*Your instructions:*
In the data below, find each line containing the string "this" and return it.

*Exercise input:*
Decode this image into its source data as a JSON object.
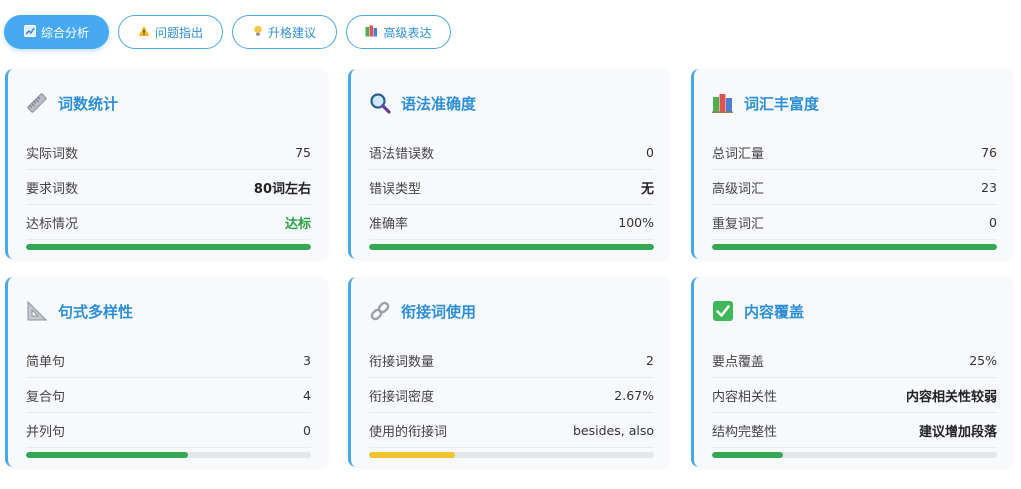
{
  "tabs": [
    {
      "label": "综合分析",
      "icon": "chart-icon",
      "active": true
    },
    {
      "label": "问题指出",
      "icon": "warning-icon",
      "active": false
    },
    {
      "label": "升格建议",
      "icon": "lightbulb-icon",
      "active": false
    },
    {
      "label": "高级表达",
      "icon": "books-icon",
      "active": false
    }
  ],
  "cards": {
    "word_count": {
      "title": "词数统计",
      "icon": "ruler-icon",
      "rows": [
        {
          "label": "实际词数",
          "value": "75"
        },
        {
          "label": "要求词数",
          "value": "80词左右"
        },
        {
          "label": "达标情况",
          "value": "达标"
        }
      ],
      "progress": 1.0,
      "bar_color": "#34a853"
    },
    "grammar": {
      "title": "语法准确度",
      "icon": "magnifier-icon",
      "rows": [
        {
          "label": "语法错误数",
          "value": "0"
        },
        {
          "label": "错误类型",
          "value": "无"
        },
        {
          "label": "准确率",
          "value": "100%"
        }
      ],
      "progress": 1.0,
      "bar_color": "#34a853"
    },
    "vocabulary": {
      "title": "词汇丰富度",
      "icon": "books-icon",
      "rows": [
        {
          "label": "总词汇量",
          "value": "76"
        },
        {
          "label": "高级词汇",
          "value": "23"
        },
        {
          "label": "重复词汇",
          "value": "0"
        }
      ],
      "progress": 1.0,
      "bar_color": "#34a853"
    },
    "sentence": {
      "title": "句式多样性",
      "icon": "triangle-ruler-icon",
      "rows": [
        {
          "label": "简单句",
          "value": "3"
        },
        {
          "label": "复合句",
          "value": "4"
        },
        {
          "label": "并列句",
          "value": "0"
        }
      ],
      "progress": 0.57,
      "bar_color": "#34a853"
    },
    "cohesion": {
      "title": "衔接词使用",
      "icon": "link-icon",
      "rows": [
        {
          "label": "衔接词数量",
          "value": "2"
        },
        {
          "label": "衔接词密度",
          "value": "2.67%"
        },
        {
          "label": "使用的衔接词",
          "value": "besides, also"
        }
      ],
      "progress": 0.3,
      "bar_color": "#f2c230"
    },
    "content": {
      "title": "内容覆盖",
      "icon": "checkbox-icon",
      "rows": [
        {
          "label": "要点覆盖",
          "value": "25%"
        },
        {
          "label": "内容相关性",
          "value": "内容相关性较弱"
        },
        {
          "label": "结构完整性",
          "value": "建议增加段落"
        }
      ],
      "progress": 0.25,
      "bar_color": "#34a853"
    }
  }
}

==

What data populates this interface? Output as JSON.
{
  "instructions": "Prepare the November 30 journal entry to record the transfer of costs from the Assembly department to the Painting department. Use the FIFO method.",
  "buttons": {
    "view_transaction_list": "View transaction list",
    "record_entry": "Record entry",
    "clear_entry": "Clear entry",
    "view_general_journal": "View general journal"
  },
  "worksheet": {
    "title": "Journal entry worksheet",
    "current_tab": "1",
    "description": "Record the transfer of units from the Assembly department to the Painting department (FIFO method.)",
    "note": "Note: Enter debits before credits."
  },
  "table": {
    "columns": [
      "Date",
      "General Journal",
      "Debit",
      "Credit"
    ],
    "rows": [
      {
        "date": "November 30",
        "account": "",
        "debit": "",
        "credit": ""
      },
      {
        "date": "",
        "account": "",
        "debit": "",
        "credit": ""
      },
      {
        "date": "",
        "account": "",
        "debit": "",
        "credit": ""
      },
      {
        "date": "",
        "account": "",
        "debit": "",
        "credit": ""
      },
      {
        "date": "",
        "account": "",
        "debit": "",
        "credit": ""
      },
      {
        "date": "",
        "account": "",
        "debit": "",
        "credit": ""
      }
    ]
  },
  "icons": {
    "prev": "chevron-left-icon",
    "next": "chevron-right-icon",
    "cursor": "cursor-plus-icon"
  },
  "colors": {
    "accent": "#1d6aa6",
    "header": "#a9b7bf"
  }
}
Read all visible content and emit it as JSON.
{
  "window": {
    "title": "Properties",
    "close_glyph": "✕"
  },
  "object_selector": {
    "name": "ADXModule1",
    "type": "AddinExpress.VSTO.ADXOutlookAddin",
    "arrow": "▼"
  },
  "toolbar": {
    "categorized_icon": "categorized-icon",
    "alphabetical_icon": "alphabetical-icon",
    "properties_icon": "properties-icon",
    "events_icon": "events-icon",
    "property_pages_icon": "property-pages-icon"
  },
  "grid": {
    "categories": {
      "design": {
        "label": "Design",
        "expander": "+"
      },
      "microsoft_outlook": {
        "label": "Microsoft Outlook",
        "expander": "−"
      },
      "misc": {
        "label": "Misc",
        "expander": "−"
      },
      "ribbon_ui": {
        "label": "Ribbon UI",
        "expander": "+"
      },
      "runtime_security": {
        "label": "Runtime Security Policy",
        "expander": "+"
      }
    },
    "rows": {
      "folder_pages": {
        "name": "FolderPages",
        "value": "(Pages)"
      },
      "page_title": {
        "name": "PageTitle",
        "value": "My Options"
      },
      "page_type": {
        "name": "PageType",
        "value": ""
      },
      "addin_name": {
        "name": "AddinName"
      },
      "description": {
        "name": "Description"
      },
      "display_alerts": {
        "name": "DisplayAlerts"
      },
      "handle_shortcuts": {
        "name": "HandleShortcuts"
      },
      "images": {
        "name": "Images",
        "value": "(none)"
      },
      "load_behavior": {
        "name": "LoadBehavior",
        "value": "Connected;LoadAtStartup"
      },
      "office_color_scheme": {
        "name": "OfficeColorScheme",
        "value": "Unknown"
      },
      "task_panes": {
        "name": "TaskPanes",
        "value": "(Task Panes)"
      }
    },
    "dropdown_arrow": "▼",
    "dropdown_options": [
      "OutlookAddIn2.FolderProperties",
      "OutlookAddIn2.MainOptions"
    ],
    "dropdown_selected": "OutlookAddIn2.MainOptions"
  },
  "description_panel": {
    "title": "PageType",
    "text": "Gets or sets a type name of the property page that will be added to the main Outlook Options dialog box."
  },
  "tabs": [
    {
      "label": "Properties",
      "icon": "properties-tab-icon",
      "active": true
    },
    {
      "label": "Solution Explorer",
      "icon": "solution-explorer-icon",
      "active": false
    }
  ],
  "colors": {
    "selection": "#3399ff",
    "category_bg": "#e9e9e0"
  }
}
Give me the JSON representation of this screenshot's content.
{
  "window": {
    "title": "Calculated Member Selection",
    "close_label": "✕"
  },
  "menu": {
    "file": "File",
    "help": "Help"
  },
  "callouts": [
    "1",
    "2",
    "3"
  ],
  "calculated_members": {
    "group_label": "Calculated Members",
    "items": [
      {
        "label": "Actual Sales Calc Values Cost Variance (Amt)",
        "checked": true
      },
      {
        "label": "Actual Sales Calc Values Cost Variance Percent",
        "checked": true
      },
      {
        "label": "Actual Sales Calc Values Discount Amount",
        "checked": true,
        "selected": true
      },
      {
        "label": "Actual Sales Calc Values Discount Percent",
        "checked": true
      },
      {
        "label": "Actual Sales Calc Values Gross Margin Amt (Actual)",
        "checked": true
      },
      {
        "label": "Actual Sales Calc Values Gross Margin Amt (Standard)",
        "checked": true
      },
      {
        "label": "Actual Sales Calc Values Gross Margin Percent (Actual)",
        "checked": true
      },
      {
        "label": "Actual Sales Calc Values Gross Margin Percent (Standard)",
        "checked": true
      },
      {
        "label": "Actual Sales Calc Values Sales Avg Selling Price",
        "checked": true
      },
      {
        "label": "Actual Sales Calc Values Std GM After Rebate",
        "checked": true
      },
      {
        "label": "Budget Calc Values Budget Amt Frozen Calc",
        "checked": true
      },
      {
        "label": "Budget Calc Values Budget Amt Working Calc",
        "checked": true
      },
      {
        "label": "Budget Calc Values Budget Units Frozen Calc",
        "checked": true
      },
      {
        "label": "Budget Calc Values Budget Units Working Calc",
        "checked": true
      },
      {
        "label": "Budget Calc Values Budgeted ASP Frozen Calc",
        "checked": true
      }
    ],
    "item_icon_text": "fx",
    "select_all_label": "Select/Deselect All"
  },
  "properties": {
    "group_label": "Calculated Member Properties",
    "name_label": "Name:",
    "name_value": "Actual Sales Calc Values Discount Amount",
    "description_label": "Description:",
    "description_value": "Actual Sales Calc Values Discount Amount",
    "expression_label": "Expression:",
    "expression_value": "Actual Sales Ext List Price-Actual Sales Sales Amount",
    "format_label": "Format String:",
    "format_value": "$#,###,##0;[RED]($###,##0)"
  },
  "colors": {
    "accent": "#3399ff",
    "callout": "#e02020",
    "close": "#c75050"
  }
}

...

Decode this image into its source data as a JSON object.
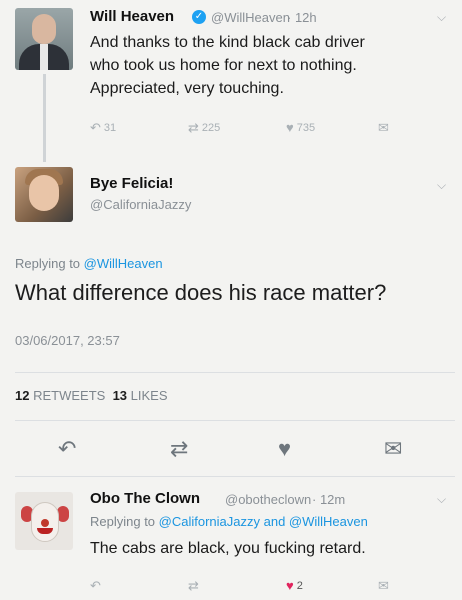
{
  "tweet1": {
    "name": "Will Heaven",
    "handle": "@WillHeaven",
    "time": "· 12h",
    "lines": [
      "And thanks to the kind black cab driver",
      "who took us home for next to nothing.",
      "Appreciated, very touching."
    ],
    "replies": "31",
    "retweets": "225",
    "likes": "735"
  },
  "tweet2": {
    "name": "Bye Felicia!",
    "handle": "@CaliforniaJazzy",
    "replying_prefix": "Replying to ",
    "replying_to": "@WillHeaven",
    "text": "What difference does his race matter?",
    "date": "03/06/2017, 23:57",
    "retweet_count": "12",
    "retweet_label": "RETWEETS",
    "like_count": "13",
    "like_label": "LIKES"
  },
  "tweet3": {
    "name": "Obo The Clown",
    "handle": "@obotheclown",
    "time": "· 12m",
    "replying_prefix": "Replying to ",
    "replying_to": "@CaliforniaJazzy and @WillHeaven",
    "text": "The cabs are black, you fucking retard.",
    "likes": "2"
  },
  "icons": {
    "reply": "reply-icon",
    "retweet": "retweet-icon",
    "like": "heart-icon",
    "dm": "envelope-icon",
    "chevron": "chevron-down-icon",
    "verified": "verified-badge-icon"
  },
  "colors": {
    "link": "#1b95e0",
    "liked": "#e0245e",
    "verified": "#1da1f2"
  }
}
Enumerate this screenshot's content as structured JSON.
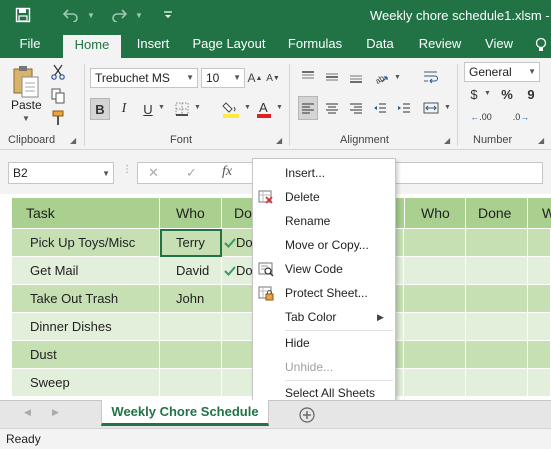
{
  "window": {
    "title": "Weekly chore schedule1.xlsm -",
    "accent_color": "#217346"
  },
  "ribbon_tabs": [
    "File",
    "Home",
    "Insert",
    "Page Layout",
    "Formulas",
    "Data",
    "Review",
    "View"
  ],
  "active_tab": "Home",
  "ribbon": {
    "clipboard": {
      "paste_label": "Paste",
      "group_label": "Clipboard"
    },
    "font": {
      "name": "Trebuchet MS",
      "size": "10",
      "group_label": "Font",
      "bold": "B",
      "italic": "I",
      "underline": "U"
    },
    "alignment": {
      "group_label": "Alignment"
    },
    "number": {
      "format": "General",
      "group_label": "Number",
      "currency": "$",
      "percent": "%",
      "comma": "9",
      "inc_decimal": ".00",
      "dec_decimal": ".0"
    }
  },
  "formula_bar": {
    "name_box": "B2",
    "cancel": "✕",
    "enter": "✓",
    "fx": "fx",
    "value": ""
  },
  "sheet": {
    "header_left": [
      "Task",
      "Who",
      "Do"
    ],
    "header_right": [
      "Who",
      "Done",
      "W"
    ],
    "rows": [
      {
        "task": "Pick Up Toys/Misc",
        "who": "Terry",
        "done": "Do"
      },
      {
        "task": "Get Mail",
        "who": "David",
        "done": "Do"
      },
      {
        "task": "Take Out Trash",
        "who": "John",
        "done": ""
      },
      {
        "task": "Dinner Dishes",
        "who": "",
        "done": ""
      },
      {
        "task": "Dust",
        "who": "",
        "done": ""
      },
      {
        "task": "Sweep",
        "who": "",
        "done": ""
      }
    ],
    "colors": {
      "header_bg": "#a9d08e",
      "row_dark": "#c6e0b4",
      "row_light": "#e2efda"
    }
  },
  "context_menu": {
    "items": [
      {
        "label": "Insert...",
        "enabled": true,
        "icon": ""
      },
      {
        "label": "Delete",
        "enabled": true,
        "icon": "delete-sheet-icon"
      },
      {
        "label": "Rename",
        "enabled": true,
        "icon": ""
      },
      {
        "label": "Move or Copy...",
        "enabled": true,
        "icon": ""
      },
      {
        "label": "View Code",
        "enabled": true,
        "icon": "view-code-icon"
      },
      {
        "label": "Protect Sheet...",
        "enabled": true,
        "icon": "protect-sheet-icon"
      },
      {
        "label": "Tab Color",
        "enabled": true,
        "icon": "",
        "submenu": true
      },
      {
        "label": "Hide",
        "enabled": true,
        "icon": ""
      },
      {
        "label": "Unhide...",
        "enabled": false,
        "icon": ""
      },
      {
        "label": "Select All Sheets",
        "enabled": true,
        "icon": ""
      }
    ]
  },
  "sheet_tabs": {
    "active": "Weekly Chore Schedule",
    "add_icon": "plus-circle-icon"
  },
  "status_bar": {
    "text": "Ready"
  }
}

*Expected output:*
Decode this image into its source data as a JSON object.
What data populates this interface? Output as JSON.
Give me the JSON representation of this screenshot's content.
Decode this image into its source data as a JSON object.
Enumerate this screenshot's content as structured JSON.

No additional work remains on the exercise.